What’s even better than a lead? A sale, of course. If you can demonstrate that your content is driving sales and that the value of those sales (either immediately or over the lifetime of the customer) exceeds the company’s spend on content marketing, everyone’s a winner.
Unfortunately, there’s no way to determine exactly how many sales your content has resulted in. What you can find out (on E-commerce sites, at least) is how many people have landed on your content and gone on to make a purchase (not accounting for any device swapping or cookie clearing action).
To get this information simply go to the landing pages section of your Analytics (Behavior > Site Content > Landing Pages), filter the information to find your content, and look at how much revenue it’s generated.
When communicating your content marketing wins to the c-suite it’s important to remember that they have different priorities to you and that you might each have different ideas of what a “win” entails.
This can present a problem, but it’s one that can be overcome with relative ease. The key is in identifying what matters most to your executives and focusing on achievements they can relate to in a jargon-free language they can understand.
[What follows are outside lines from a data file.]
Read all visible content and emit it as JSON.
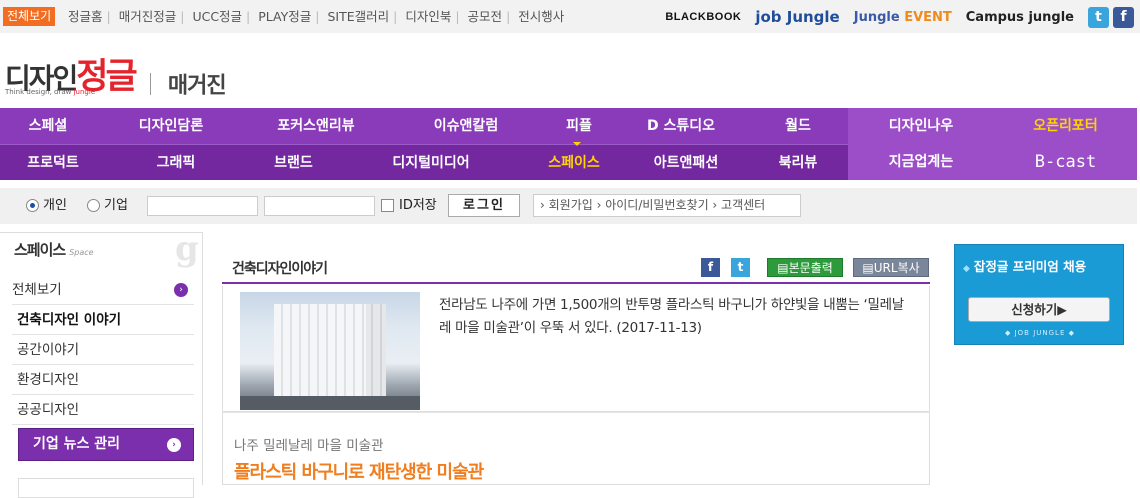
{
  "topbar": {
    "all_label": "전체보기",
    "links": [
      "정글홈",
      "매거진정글",
      "UCC정글",
      "PLAY정글",
      "SITE갤러리",
      "디자인북",
      "공모전",
      "전시행사"
    ],
    "brands": {
      "blackbook": "BLACKBOOK",
      "jobjungle": "job Jungle",
      "event_a": "Jungle ",
      "event_b": "EVENT",
      "campus": "Campus jungle"
    }
  },
  "logo": {
    "main_a": "디자인",
    "main_b": "정글",
    "tagline_a": "Think design, draw ",
    "tagline_b": "jungle",
    "magazine": "매거진"
  },
  "nav": {
    "row1": [
      "스페셜",
      "디자인담론",
      "포커스앤리뷰",
      "이슈앤칼럼",
      "피플",
      "D 스튜디오",
      "월드",
      "디자인나우",
      "오픈리포터"
    ],
    "row2": [
      "프로덕트",
      "그래픽",
      "브랜드",
      "디지털미디어",
      "스페이스",
      "아트앤패션",
      "북리뷰",
      "지금업계는",
      "B-cast"
    ],
    "active": "스페이스"
  },
  "login": {
    "radio_personal": "개인",
    "radio_company": "기업",
    "save_id": "ID저장",
    "login_button": "로그인",
    "links": "› 회원가입  › 아이디/비밀번호찾기  › 고객센터"
  },
  "sidebar": {
    "title": "스페이스",
    "title_en": "Space",
    "bg_letter": "g",
    "items": [
      "전체보기",
      "건축디자인 이야기",
      "공간이야기",
      "환경디자인",
      "공공디자인"
    ],
    "active_index": 1,
    "news_button": "기업 뉴스 관리"
  },
  "content": {
    "section_title": "건축디자인이야기",
    "print_label": "본문출력",
    "url_label": "URL복사",
    "article1": "전라남도 나주에 가면 1,500개의 반투명 플라스틱 바구니가 하얀빛을 내뿜는 ‘밀레날레 마을 미술관’이 우뚝 서 있다. (2017-11-13)",
    "article2_sub": "나주 밀레날레 마을 미술관",
    "article2_headline": "플라스틱 바구니로 재탄생한 미술관"
  },
  "ad": {
    "title": "잡정글 프리미엄 채용",
    "button": "신청하기▶",
    "footer": "◆ JOB JUNGLE ◆"
  }
}
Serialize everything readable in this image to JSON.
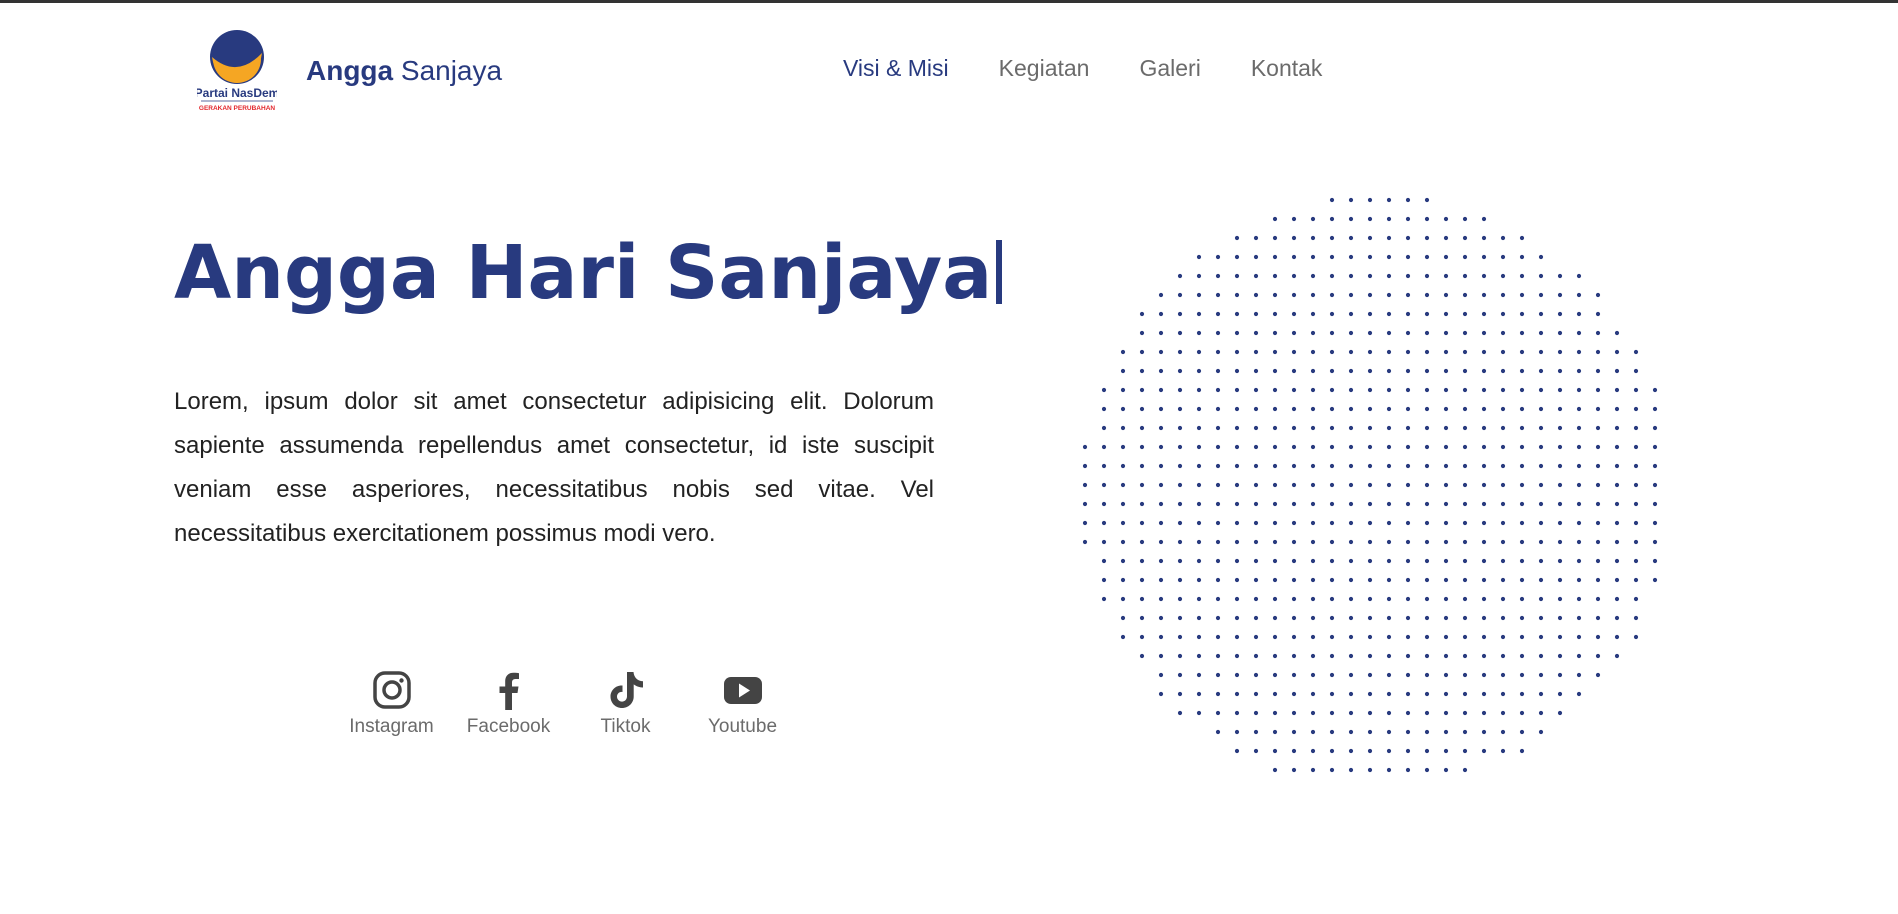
{
  "header": {
    "logo": {
      "line1": "Partai NasDem",
      "line2": "GERAKAN PERUBAHAN",
      "colors": {
        "navy": "#283a7f",
        "gold": "#f5a623",
        "red": "#e3262b"
      }
    },
    "brand": {
      "first": "Angga",
      "last": "Sanjaya"
    },
    "nav": [
      {
        "label": "Visi & Misi",
        "active": true
      },
      {
        "label": "Kegiatan",
        "active": false
      },
      {
        "label": "Galeri",
        "active": false
      },
      {
        "label": "Kontak",
        "active": false
      }
    ]
  },
  "hero": {
    "title": "Angga Hari Sanjaya",
    "text": "Lorem, ipsum dolor sit amet consectetur adipisicing elit. Dolorum sapiente assumenda repellendus amet consectetur, id iste suscipit veniam esse asperiores, necessitatibus nobis sed vitae. Vel necessitatibus exercitationem possimus modi vero."
  },
  "socials": [
    {
      "label": "Instagram",
      "icon": "instagram-icon"
    },
    {
      "label": "Facebook",
      "icon": "facebook-icon"
    },
    {
      "label": "Tiktok",
      "icon": "tiktok-icon"
    },
    {
      "label": "Youtube",
      "icon": "youtube-icon"
    }
  ],
  "colors": {
    "accent": "#283a7f",
    "muted": "#6b6b6b",
    "dot": "#283a7f"
  }
}
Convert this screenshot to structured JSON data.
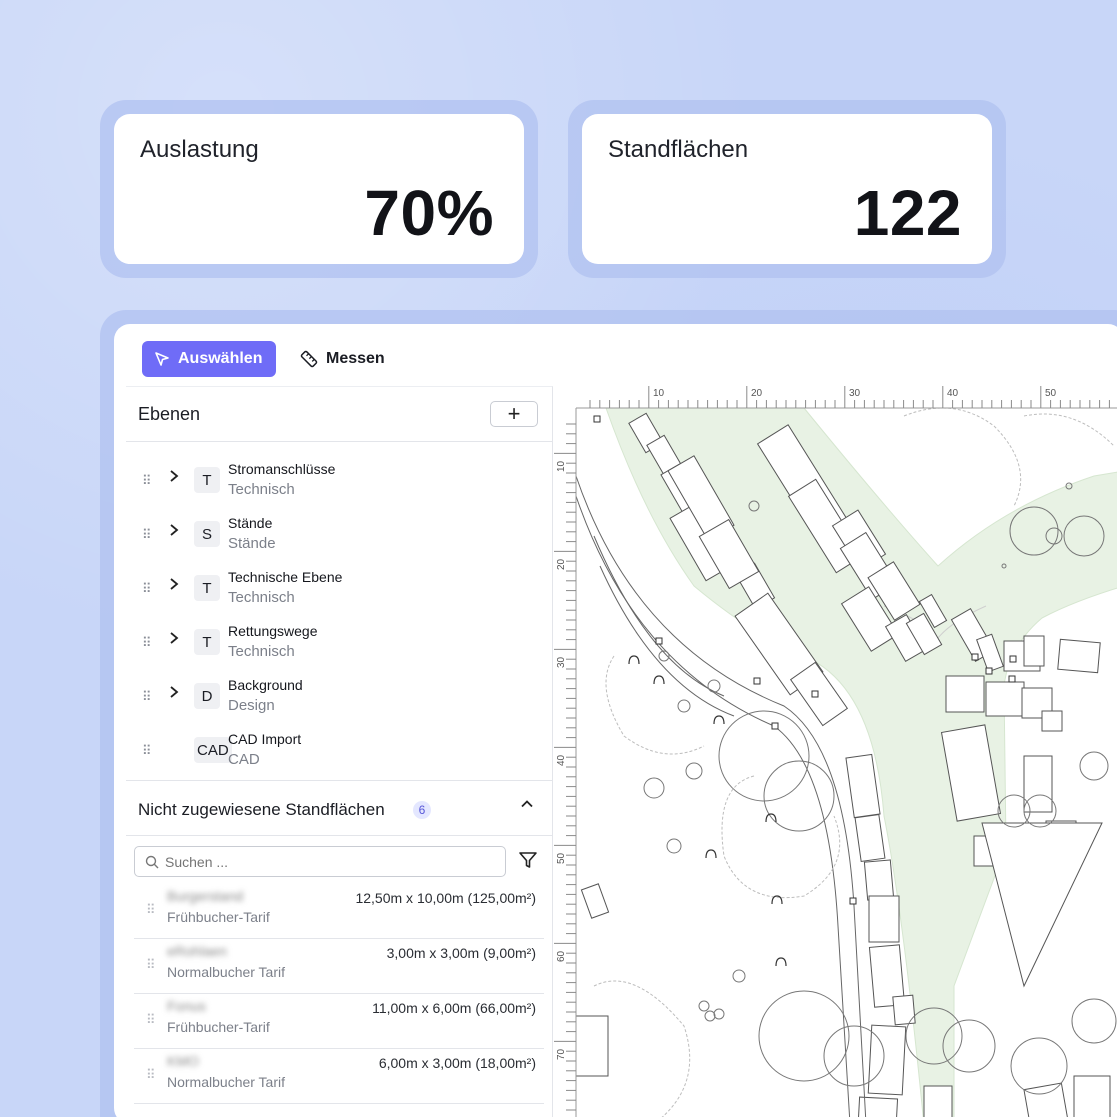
{
  "stats": [
    {
      "label": "Auslastung",
      "value": "70%"
    },
    {
      "label": "Standflächen",
      "value": "122"
    }
  ],
  "toolbar": {
    "select_label": "Auswählen",
    "measure_label": "Messen",
    "accent": "#6f6cf7"
  },
  "layers": {
    "title": "Ebenen",
    "add_label": "+",
    "items": [
      {
        "badge": "T",
        "name": "Stromanschlüsse",
        "type": "Technisch",
        "expandable": true
      },
      {
        "badge": "S",
        "name": "Stände",
        "type": "Stände",
        "expandable": true
      },
      {
        "badge": "T",
        "name": "Technische Ebene",
        "type": "Technisch",
        "expandable": true
      },
      {
        "badge": "T",
        "name": "Rettungswege",
        "type": "Technisch",
        "expandable": true
      },
      {
        "badge": "D",
        "name": "Background",
        "type": "Design",
        "expandable": true
      },
      {
        "badge": "CAD",
        "name": "CAD Import",
        "type": "CAD",
        "expandable": false
      }
    ]
  },
  "unassigned": {
    "title": "Nicht zugewiesene Standflächen",
    "count": "6",
    "search_placeholder": "Suchen ...",
    "items": [
      {
        "name": "Burgerstand",
        "tariff": "Frühbucher-Tarif",
        "dimensions": "12,50m x 10,00m (125,00m²)"
      },
      {
        "name": "eRohlaen",
        "tariff": "Normalbucher Tarif",
        "dimensions": "3,00m x 3,00m (9,00m²)"
      },
      {
        "name": "Fonus",
        "tariff": "Frühbucher-Tarif",
        "dimensions": "11,00m x 6,00m (66,00m²)"
      },
      {
        "name": "KMO",
        "tariff": "Normalbucher Tarif",
        "dimensions": "6,00m x 3,00m (18,00m²)"
      }
    ]
  },
  "ruler": {
    "top_labels": [
      "10",
      "20",
      "30",
      "40",
      "50"
    ],
    "left_labels": [
      "10",
      "20",
      "30",
      "40",
      "50",
      "60",
      "70"
    ]
  },
  "icons": {
    "select": "cursor-arrow-icon",
    "measure": "ruler-icon",
    "search": "magnifier-icon",
    "filter": "funnel-icon"
  }
}
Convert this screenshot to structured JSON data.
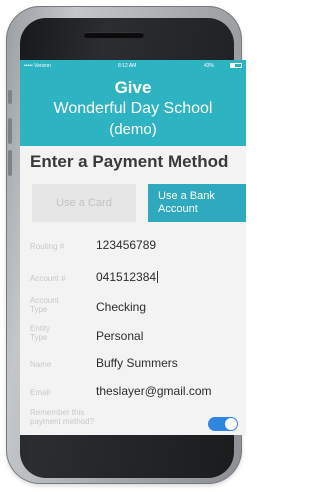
{
  "status_bar": {
    "carrier": "••••• Verizon",
    "time": "8:12 AM",
    "battery": "43%",
    "battery_level": 0.43
  },
  "header": {
    "line1": "Give",
    "line2": "Wonderful Day School",
    "line3": "(demo)"
  },
  "page_title": "Enter a Payment Method",
  "tabs": {
    "card_label": "Use a Card",
    "bank_label_1": "Use a Bank",
    "bank_label_2": "Account"
  },
  "form": {
    "routing": {
      "label": "Routing #",
      "value": "123456789"
    },
    "account": {
      "label": "Account #",
      "value": "041512384"
    },
    "account_type": {
      "label_1": "Account",
      "label_2": "Type",
      "value": "Checking"
    },
    "entity_type": {
      "label_1": "Entity",
      "label_2": "Type",
      "value": "Personal"
    },
    "name": {
      "label": "Name",
      "value": "Buffy Summers"
    },
    "email": {
      "label": "Email",
      "value": "theslayer@gmail.com"
    },
    "remember": {
      "label_1": "Remember this",
      "label_2": "payment method?",
      "enabled": true
    }
  },
  "colors": {
    "brand": "#2eb3c3",
    "tab_active": "#2ea9be",
    "toggle_on": "#2e86e0"
  }
}
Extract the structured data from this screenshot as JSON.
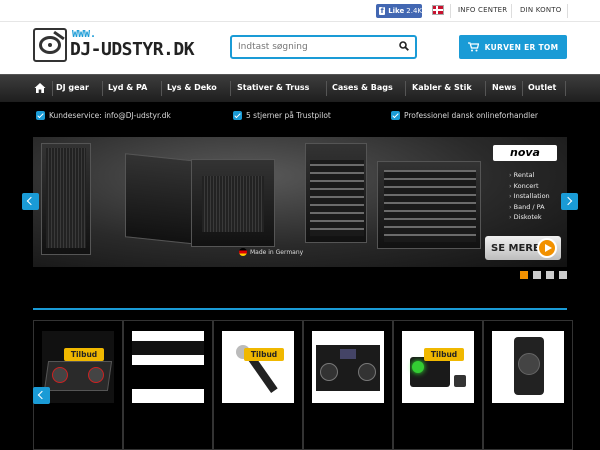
{
  "topbar": {
    "fb_like_label": "Like",
    "fb_like_count": "2.4K",
    "links": [
      "INFO CENTER",
      "DIN KONTO"
    ]
  },
  "header": {
    "logo_www": "WWW.",
    "logo_name": "DJ-UDSTYR.DK",
    "search_placeholder": "Indtast søgning",
    "cart_label": "KURVEN ER TOM"
  },
  "nav": {
    "items": [
      "DJ gear",
      "Lyd & PA",
      "Lys & Deko",
      "Stativer & Truss",
      "Cases & Bags",
      "Kabler & Stik",
      "News",
      "Outlet"
    ]
  },
  "usp": {
    "items": [
      "Kundeservice: info@DJ-udstyr.dk",
      "5 stjerner på Trustpilot",
      "Professionel dansk onlineforhandler"
    ]
  },
  "banner": {
    "brand": "nova",
    "features": [
      "Rental",
      "Koncert",
      "Installation",
      "Band / PA",
      "Diskotek"
    ],
    "made_in": "Made in Germany",
    "cta": "SE MERE",
    "speaker_badge": "nova",
    "slide_count": 4,
    "active_slide": 1
  },
  "products": {
    "badge_label": "Tilbud",
    "items": [
      {
        "tilbud": true
      },
      {
        "tilbud": false
      },
      {
        "tilbud": true
      },
      {
        "tilbud": false
      },
      {
        "tilbud": true
      },
      {
        "tilbud": false
      }
    ]
  },
  "colors": {
    "accent": "#1a9bd6",
    "badge": "#f0b800",
    "active_dot": "#f29100",
    "facebook": "#4267b2"
  }
}
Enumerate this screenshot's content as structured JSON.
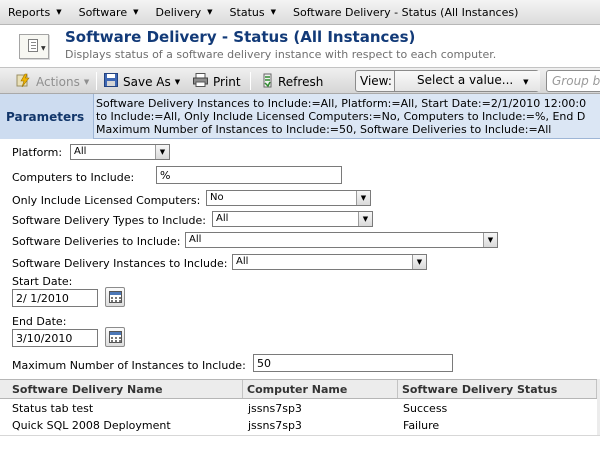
{
  "menu": {
    "reports": "Reports",
    "software": "Software",
    "delivery": "Delivery",
    "status": "Status",
    "current": "Software Delivery - Status (All Instances)"
  },
  "header": {
    "title": "Software Delivery - Status (All Instances)",
    "subtitle": "Displays status of a software delivery instance with respect to each computer."
  },
  "toolbar": {
    "actions": "Actions",
    "save_as": "Save As",
    "print": "Print",
    "refresh": "Refresh",
    "view_label": "View:",
    "view_value": "Select a value...",
    "group_by_placeholder": "Group by"
  },
  "parameters": {
    "label": "Parameters",
    "line1": "Software Delivery Instances to Include:=All, Platform:=All, Start Date:=2/1/2010 12:00:0",
    "line2": "to Include:=All, Only Include Licensed Computers:=No, Computers to Include:=%, End D",
    "line3": "Maximum Number of Instances to Include:=50, Software Deliveries to Include:=All"
  },
  "form": {
    "platform_label": "Platform:",
    "platform_value": "All",
    "computers_label": "Computers to Include:",
    "computers_value": "%",
    "licensed_label": "Only Include Licensed Computers:",
    "licensed_value": "No",
    "types_label": "Software Delivery Types to Include:",
    "types_value": "All",
    "deliveries_label": "Software Deliveries to Include:",
    "deliveries_value": "All",
    "instances_label": "Software Delivery Instances to Include:",
    "instances_value": "All",
    "start_label": "Start Date:",
    "start_value": "2/ 1/2010",
    "end_label": "End Date:",
    "end_value": "3/10/2010",
    "max_label": "Maximum Number of Instances to Include:",
    "max_value": "50"
  },
  "table": {
    "columns": [
      "Software Delivery Name",
      "Computer Name",
      "Software Delivery Status"
    ],
    "rows": [
      [
        "Status tab test",
        "jssns7sp3",
        "Success"
      ],
      [
        "Quick SQL 2008 Deployment",
        "jssns7sp3",
        "Failure"
      ]
    ]
  },
  "icons": {
    "header": "report-document-icon",
    "actions": "actions-lightning-icon",
    "save": "floppy-disk-icon",
    "print": "printer-icon",
    "refresh": "refresh-icon",
    "calendar": "calendar-icon"
  }
}
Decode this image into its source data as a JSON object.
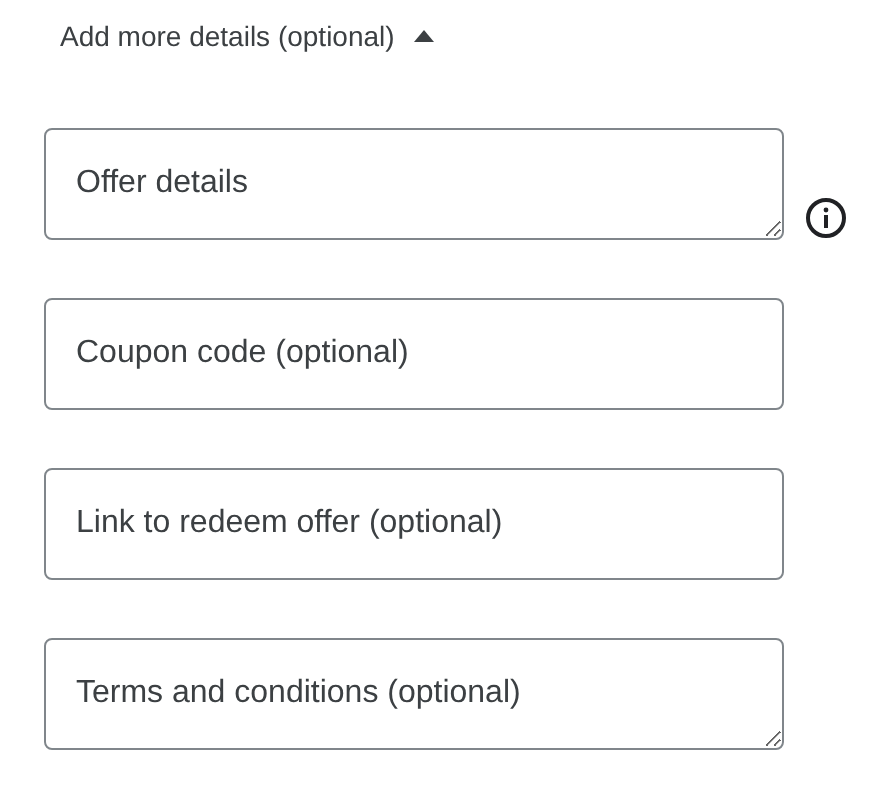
{
  "section": {
    "label": "Add more details (optional)",
    "expanded": true
  },
  "fields": [
    {
      "kind": "textarea",
      "placeholder": "Offer details",
      "info": true
    },
    {
      "kind": "input",
      "placeholder": "Coupon code (optional)",
      "info": false
    },
    {
      "kind": "input",
      "placeholder": "Link to redeem offer (optional)",
      "info": false
    },
    {
      "kind": "textarea",
      "placeholder": "Terms and conditions (optional)",
      "info": false
    }
  ]
}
What tactics have you used to communicate content marketing wins to your execs?